> **Assigned task**:
Would you write out the entries below, every one of them, exactly?

[Provided material — start]

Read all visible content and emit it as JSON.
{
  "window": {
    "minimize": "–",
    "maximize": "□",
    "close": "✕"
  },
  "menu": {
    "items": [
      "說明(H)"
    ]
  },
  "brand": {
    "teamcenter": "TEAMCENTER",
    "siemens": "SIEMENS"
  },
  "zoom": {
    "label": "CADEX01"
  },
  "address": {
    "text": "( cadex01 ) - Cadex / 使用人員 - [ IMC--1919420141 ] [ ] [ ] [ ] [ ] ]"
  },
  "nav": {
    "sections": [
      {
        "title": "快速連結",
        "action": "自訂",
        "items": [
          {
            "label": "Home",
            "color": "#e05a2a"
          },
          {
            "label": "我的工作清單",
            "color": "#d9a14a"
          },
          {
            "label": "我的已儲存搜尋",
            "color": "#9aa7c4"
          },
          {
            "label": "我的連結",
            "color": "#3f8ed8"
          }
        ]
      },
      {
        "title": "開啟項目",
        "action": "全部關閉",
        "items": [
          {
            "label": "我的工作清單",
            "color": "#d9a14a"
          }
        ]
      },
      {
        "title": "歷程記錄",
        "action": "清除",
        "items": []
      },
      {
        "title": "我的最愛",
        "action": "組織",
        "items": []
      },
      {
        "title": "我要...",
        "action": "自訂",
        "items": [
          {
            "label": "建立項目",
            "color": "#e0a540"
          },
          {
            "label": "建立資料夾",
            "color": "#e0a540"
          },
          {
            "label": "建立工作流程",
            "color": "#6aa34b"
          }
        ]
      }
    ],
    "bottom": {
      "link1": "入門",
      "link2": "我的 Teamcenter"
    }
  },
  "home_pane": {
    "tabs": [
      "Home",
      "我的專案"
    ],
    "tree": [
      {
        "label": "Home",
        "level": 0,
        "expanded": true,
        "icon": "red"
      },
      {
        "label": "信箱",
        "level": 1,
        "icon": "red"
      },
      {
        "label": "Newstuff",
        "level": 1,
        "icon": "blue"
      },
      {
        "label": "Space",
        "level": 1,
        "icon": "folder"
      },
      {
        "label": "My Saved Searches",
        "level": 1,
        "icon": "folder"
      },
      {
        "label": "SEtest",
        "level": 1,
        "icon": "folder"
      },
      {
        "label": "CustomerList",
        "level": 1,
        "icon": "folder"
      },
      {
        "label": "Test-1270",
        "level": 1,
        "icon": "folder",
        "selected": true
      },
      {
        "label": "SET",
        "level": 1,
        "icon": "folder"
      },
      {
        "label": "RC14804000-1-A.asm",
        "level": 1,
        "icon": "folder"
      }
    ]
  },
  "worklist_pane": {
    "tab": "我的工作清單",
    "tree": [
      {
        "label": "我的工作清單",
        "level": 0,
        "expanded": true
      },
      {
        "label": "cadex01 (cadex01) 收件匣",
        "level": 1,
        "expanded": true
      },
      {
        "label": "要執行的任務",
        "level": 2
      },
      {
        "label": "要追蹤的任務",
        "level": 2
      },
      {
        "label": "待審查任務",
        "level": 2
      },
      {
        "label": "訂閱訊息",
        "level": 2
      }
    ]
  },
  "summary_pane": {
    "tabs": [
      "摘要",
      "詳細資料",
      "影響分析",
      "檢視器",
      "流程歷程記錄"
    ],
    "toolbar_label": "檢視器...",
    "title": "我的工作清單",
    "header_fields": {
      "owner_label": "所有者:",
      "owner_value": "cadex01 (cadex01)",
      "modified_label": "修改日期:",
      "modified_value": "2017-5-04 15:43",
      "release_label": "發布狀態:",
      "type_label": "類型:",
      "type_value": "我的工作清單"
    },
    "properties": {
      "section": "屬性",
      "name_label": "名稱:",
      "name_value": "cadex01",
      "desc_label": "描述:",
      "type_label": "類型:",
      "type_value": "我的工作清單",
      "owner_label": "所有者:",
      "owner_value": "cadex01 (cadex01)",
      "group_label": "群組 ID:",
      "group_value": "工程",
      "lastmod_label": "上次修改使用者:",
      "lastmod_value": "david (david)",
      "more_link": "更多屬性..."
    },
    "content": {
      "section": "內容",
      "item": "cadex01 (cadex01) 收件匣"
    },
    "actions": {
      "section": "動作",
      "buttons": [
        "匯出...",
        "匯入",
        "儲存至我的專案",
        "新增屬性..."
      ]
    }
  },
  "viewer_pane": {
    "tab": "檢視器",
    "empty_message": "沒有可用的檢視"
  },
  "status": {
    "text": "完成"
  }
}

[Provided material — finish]

> **Written response**:
Read all visible content and emit it as JSON.
{
  "window": {
    "minimize": "–",
    "maximize": "□",
    "close": "✕"
  },
  "menu": {
    "items": [
      "說明(H)"
    ]
  },
  "brand": {
    "teamcenter": "TEAMCENTER",
    "siemens": "SIEMENS"
  },
  "zoom": {
    "label": "CADEX01"
  },
  "address": {
    "text": "( cadex01 ) - Cadex / 使用人員 - [ IMC--1919420141 ] [ ] [ ] [ ] [ ] ]"
  },
  "nav": {
    "sections": [
      {
        "title": "快速連結",
        "action": "自訂",
        "items": [
          {
            "label": "Home",
            "color": "#e05a2a"
          },
          {
            "label": "我的工作清單",
            "color": "#d9a14a"
          },
          {
            "label": "我的已儲存搜尋",
            "color": "#9aa7c4"
          },
          {
            "label": "我的連結",
            "color": "#3f8ed8"
          }
        ]
      },
      {
        "title": "開啟項目",
        "action": "全部關閉",
        "items": [
          {
            "label": "我的工作清單",
            "color": "#d9a14a"
          }
        ]
      },
      {
        "title": "歷程記錄",
        "action": "清除",
        "items": []
      },
      {
        "title": "我的最愛",
        "action": "組織",
        "items": []
      },
      {
        "title": "我要...",
        "action": "自訂",
        "items": [
          {
            "label": "建立項目",
            "color": "#e0a540"
          },
          {
            "label": "建立資料夾",
            "color": "#e0a540"
          },
          {
            "label": "建立工作流程",
            "color": "#6aa34b"
          }
        ]
      }
    ],
    "bottom": {
      "link1": "入門",
      "link2": "我的 Teamcenter"
    }
  },
  "home_pane": {
    "tabs": [
      "Home",
      "我的專案"
    ],
    "tree": [
      {
        "label": "Home",
        "level": 0,
        "expanded": true,
        "icon": "red"
      },
      {
        "label": "信箱",
        "level": 1,
        "icon": "red"
      },
      {
        "label": "Newstuff",
        "level": 1,
        "icon": "blue"
      },
      {
        "label": "Space",
        "level": 1,
        "icon": "folder"
      },
      {
        "label": "My Saved Searches",
        "level": 1,
        "icon": "folder"
      },
      {
        "label": "SEtest",
        "level": 1,
        "icon": "folder"
      },
      {
        "label": "CustomerList",
        "level": 1,
        "icon": "folder"
      },
      {
        "label": "Test-1270",
        "level": 1,
        "icon": "folder",
        "selected": true
      },
      {
        "label": "SET",
        "level": 1,
        "icon": "folder"
      },
      {
        "label": "RC14804000-1-A.asm",
        "level": 1,
        "icon": "folder"
      }
    ]
  },
  "worklist_pane": {
    "tab": "我的工作清單",
    "tree": [
      {
        "label": "我的工作清單",
        "level": 0,
        "expanded": true
      },
      {
        "label": "cadex01 (cadex01) 收件匣",
        "level": 1,
        "expanded": true
      },
      {
        "label": "要執行的任務",
        "level": 2
      },
      {
        "label": "要追蹤的任務",
        "level": 2
      },
      {
        "label": "待審查任務",
        "level": 2
      },
      {
        "label": "訂閱訊息",
        "level": 2
      }
    ]
  },
  "summary_pane": {
    "tabs": [
      "摘要",
      "詳細資料",
      "影響分析",
      "檢視器",
      "流程歷程記錄"
    ],
    "toolbar_label": "檢視器...",
    "title": "我的工作清單",
    "header_fields": {
      "owner_label": "所有者:",
      "owner_value": "cadex01 (cadex01)",
      "modified_label": "修改日期:",
      "modified_value": "2017-5-04 15:43",
      "release_label": "發布狀態:",
      "type_label": "類型:",
      "type_value": "我的工作清單"
    },
    "properties": {
      "section": "屬性",
      "name_label": "名稱:",
      "name_value": "cadex01",
      "desc_label": "描述:",
      "type_label": "類型:",
      "type_value": "我的工作清單",
      "owner_label": "所有者:",
      "owner_value": "cadex01 (cadex01)",
      "group_label": "群組 ID:",
      "group_value": "工程",
      "lastmod_label": "上次修改使用者:",
      "lastmod_value": "david (david)",
      "more_link": "更多屬性..."
    },
    "content": {
      "section": "內容",
      "item": "cadex01 (cadex01) 收件匣"
    },
    "actions": {
      "section": "動作",
      "buttons": [
        "匯出...",
        "匯入",
        "儲存至我的專案",
        "新增屬性..."
      ]
    }
  },
  "viewer_pane": {
    "tab": "檢視器",
    "empty_message": "沒有可用的檢視"
  },
  "status": {
    "text": "完成"
  }
}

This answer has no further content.